**THE PROBLEM:**
Whenever "title" appears in a line, please copy that line from the data.
____
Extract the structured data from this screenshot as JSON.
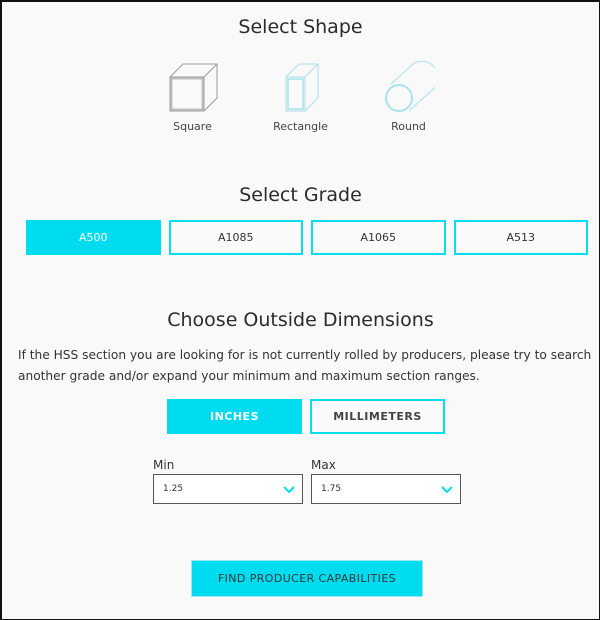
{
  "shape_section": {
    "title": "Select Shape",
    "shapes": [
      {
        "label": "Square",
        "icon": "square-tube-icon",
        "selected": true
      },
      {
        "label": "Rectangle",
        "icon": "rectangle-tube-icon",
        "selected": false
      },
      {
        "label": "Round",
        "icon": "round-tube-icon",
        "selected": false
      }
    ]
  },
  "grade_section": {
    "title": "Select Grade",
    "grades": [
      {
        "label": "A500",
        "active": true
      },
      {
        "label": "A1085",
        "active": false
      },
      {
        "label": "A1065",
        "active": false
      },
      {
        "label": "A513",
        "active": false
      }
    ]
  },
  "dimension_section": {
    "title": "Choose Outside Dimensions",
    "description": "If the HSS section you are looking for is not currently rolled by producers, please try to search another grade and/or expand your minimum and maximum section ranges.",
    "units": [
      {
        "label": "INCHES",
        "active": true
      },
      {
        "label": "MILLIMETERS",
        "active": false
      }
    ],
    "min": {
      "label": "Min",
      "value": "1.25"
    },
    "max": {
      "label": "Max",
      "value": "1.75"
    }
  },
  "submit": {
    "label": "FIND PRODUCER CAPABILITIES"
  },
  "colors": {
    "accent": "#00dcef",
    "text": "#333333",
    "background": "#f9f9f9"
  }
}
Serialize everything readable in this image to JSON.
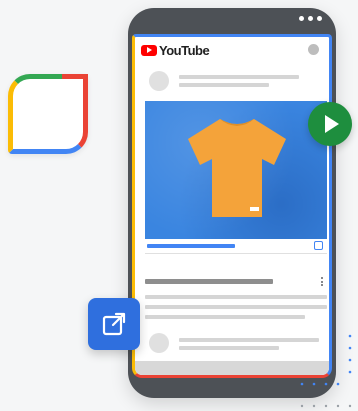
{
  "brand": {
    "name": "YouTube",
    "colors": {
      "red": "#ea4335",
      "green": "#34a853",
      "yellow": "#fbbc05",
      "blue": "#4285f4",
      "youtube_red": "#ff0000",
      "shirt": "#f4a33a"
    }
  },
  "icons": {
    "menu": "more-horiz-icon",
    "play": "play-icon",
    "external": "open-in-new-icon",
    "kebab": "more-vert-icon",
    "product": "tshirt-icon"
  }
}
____
**RESULT OF THIS TASK:**
    "title": "Select Shape",
    "title": "Select Grade",
    "title": "Choose Outside Dimensions",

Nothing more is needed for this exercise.